> [Activity]
The required answer is an exact copy of the records below, without pictures.

[Extracted records]
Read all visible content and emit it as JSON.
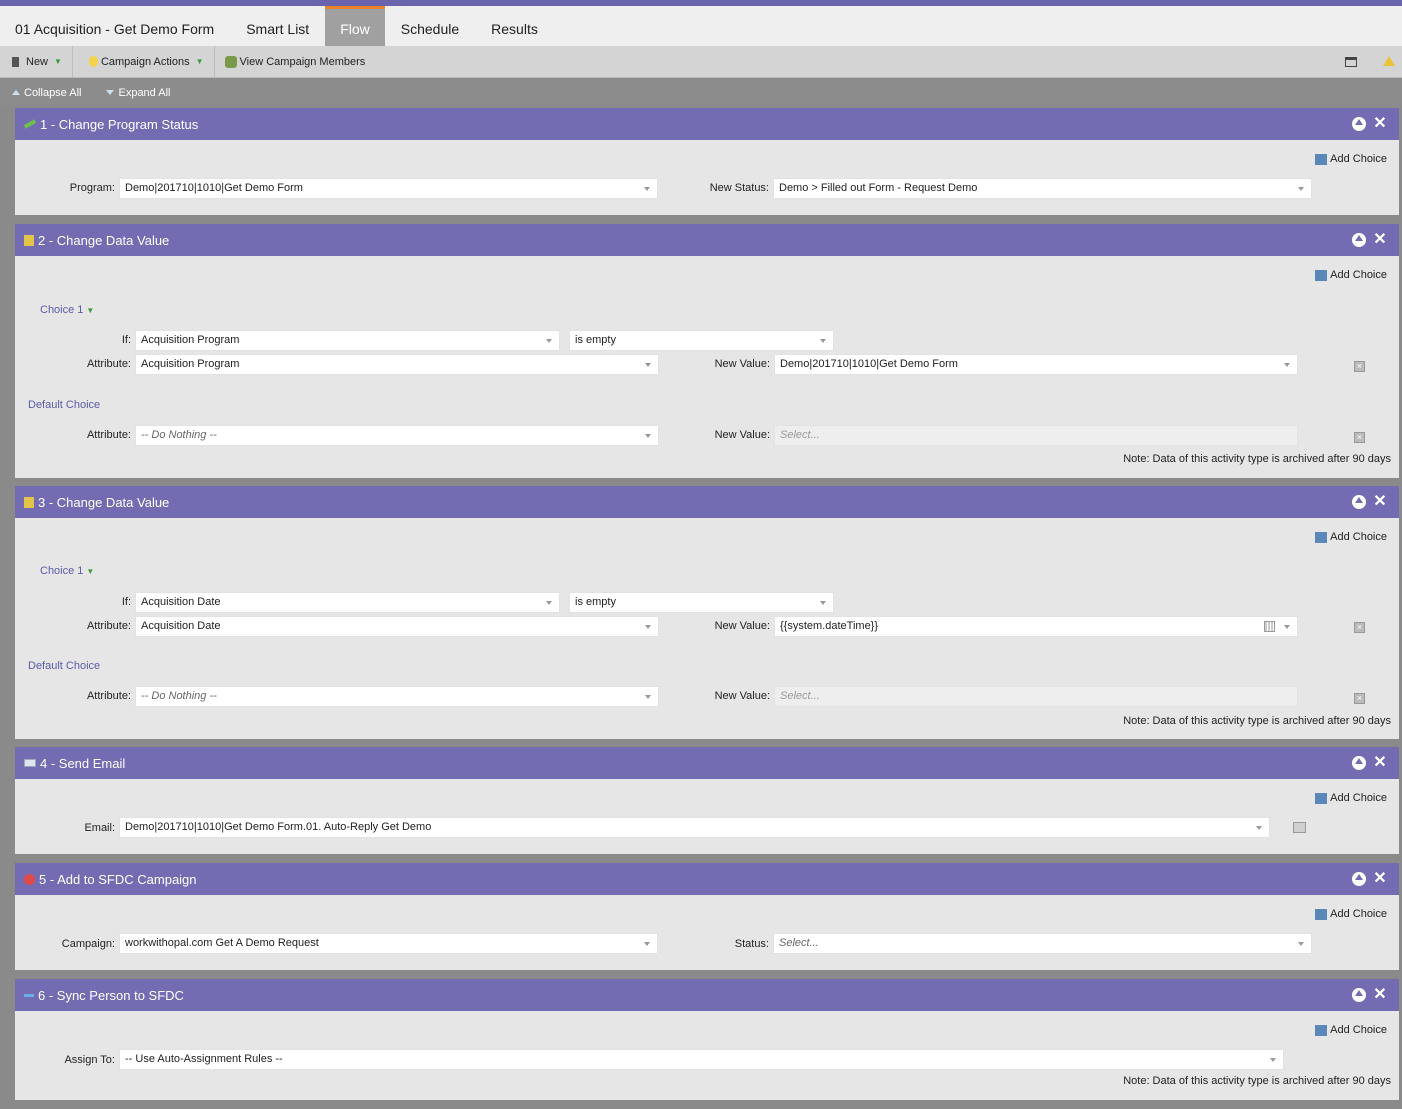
{
  "tabs": [
    "01 Acquisition - Get Demo Form",
    "Smart List",
    "Flow",
    "Schedule",
    "Results"
  ],
  "active_tab": "Flow",
  "toolbar": {
    "new_label": "New",
    "campaign_actions_label": "Campaign Actions",
    "view_members_label": "View Campaign Members"
  },
  "controls": {
    "collapse_all": "Collapse All",
    "expand_all": "Expand All"
  },
  "common": {
    "add_choice": "Add Choice",
    "note": "Note: Data of this activity type is archived after 90 days",
    "choice1": "Choice 1",
    "default_choice": "Default Choice",
    "if_label": "If:",
    "attribute_label": "Attribute:",
    "new_value_label": "New Value:",
    "select_placeholder": "Select...",
    "do_nothing": "-- Do Nothing --"
  },
  "steps": [
    {
      "title": "1 - Change Program Status",
      "program_label": "Program:",
      "program_value": "Demo|201710|1010|Get Demo Form",
      "status_label": "New Status:",
      "status_value": "Demo > Filled out Form - Request Demo"
    },
    {
      "title": "2 - Change Data Value",
      "if_attr": "Acquisition Program",
      "if_op": "is empty",
      "attribute": "Acquisition Program",
      "new_value": "Demo|201710|1010|Get Demo Form"
    },
    {
      "title": "3 - Change Data Value",
      "if_attr": "Acquisition Date",
      "if_op": "is empty",
      "attribute": "Acquisition Date",
      "new_value": "{{system.dateTime}}"
    },
    {
      "title": "4 - Send Email",
      "email_label": "Email:",
      "email_value": "Demo|201710|1010|Get Demo Form.01. Auto-Reply Get Demo"
    },
    {
      "title": "5 - Add to SFDC Campaign",
      "campaign_label": "Campaign:",
      "campaign_value": "workwithopal.com Get A Demo Request",
      "status_label": "Status:"
    },
    {
      "title": "6 - Sync Person to SFDC",
      "assign_label": "Assign To:",
      "assign_value": "-- Use Auto-Assignment Rules --"
    }
  ]
}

> [Problem solution]
Read all visible content and emit it as JSON.
{
  "tabs": [
    "01 Acquisition - Get Demo Form",
    "Smart List",
    "Flow",
    "Schedule",
    "Results"
  ],
  "active_tab": "Flow",
  "toolbar": {
    "new_label": "New",
    "campaign_actions_label": "Campaign Actions",
    "view_members_label": "View Campaign Members"
  },
  "controls": {
    "collapse_all": "Collapse All",
    "expand_all": "Expand All"
  },
  "common": {
    "add_choice": "Add Choice",
    "note": "Note: Data of this activity type is archived after 90 days",
    "choice1": "Choice 1",
    "default_choice": "Default Choice",
    "if_label": "If:",
    "attribute_label": "Attribute:",
    "new_value_label": "New Value:",
    "select_placeholder": "Select...",
    "do_nothing": "-- Do Nothing --"
  },
  "steps": [
    {
      "title": "1 - Change Program Status",
      "program_label": "Program:",
      "program_value": "Demo|201710|1010|Get Demo Form",
      "status_label": "New Status:",
      "status_value": "Demo > Filled out Form - Request Demo"
    },
    {
      "title": "2 - Change Data Value",
      "if_attr": "Acquisition Program",
      "if_op": "is empty",
      "attribute": "Acquisition Program",
      "new_value": "Demo|201710|1010|Get Demo Form"
    },
    {
      "title": "3 - Change Data Value",
      "if_attr": "Acquisition Date",
      "if_op": "is empty",
      "attribute": "Acquisition Date",
      "new_value": "{{system.dateTime}}"
    },
    {
      "title": "4 - Send Email",
      "email_label": "Email:",
      "email_value": "Demo|201710|1010|Get Demo Form.01. Auto-Reply Get Demo"
    },
    {
      "title": "5 - Add to SFDC Campaign",
      "campaign_label": "Campaign:",
      "campaign_value": "workwithopal.com Get A Demo Request",
      "status_label": "Status:"
    },
    {
      "title": "6 - Sync Person to SFDC",
      "assign_label": "Assign To:",
      "assign_value": "-- Use Auto-Assignment Rules --"
    }
  ]
}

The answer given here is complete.